Our office uses Alma Laser’s Fractional Pixilated CO2 non-ablative laser platform. Lasers aren’t only for the face!!
Can you describe what a Labiaplasty surgery accomplishes,
both before and after?
Labiaplasty is the elective reduction of generous or robust-sized labia minora, or inner vulvar lips. Labiaplasty may also be used to describe reduction of redundant outer lips, the labia majora. A skillfully-performed labial reduction, or Labiaplasty (with or without reduction of possibly redundant and enlarged clitoral hood tissue) accomplishes aesthetic reduction and reconstruction of new, aesthetically-appealing, smaller, and less “in-the-way” labia minora, with acceptable down time and relatively pain-free recovery. It is performed in-office under safe and efficient local anesthesia.
Can you describe the Hymenoplasty procedure?
A Hymenoplasty, or Hymenal repair, is a minor surgical procedure designed to repair and reconstruct rents or tears in the hymenal membrane stemming from initial intercourse-related sexual intimacy, and is designed to bring the hymenal ring (or hymen) to a pre-intercourse state of tightness and tension. Having this procedure makes it probable that subsequent intercourse will provide a “tight fit” and will likely be accompanied by further tearing of the hymen and the loss of a small amount of blood.
Hymenoplasty may be performed using a variety of different surgical techniques. All are designed to produce bleeding upon consummation of marriage. This procedure is frequently sought by Islamic women who are about to engage in a traditional marriage. In many religious cultures,failure to feel tight and to experience bleeding on the wedding night can invite problems and significant harassment from the bridegroom and his family. At times, a “tight” hymen that bleeds upon consummation is a cultural imperative!

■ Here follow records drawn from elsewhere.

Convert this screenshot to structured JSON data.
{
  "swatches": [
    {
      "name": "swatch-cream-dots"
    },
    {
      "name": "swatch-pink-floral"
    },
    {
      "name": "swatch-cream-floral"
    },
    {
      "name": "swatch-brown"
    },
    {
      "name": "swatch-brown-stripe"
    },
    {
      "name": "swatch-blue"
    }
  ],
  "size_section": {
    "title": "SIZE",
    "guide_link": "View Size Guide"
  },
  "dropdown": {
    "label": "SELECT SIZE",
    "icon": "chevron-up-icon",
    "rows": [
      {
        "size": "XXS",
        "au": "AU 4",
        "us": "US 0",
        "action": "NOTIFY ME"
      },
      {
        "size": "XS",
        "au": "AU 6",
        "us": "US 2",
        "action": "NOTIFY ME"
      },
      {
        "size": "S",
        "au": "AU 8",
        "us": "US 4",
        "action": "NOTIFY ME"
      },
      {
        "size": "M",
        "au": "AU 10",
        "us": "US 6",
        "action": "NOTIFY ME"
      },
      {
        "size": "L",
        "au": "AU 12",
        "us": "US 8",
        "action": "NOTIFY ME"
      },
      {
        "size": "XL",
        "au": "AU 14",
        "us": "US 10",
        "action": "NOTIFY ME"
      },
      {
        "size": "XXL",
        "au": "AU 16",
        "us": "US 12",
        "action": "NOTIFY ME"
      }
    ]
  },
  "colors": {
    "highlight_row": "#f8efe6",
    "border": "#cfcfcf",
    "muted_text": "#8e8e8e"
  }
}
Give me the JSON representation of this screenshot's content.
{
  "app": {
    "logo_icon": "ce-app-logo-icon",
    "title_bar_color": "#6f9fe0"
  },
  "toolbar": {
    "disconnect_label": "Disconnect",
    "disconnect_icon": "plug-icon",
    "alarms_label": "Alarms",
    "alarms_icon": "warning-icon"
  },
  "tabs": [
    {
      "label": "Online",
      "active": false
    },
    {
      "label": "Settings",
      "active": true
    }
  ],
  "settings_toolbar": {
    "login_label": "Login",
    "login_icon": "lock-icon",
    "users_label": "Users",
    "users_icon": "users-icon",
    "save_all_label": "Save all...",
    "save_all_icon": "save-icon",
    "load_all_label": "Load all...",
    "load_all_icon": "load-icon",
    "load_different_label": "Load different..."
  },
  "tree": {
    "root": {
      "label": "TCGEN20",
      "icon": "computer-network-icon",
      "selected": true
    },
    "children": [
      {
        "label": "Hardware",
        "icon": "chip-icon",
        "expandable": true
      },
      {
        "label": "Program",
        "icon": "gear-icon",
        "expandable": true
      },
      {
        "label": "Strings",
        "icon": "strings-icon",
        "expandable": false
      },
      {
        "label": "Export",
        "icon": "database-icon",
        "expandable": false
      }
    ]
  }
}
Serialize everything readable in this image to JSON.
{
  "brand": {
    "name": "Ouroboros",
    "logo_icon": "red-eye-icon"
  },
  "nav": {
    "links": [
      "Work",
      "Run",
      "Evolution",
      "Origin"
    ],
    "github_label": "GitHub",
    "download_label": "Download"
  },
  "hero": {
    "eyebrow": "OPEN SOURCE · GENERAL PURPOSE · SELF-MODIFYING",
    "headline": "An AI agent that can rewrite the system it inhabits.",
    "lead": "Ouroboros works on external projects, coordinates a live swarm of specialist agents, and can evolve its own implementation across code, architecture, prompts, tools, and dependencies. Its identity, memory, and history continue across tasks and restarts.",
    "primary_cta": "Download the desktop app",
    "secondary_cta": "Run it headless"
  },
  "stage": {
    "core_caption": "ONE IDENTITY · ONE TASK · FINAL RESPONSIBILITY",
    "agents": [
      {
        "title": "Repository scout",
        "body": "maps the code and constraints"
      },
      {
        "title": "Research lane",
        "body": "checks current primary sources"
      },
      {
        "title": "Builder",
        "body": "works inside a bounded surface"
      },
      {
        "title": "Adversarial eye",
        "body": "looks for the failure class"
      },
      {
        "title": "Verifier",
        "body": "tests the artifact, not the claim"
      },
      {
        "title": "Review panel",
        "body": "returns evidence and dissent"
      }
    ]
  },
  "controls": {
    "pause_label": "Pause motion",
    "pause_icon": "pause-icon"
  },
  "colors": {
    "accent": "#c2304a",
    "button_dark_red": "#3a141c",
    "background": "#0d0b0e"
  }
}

The procedure itself may be performed under a spinal or general anesthetic or in the privacy of a cosmetic gynecologist or plastic surgeon’s office under a local anesthetic. The procedure utilizes new and effective retractor systems which allow excellent visibility and accessibility. Technically, the underlying tissue at the opening is tightened in one or two locations, or attachments, that are produced in multiple locations – these are strategically chosen and designed to produce the intended results. Unfortunately, it is impossible to simply make tiny incisions and put the hymenal edges together with fine sutures because hymenal tissue is so fragile that normal walking movements would pull the new sutures free. Hymenoplasty is not a procedure that is well advertised, and it is virtually impossible to obtain accurate results or feedback on the success or to monitor the results of the procedure due to ethical and patient privacy issues.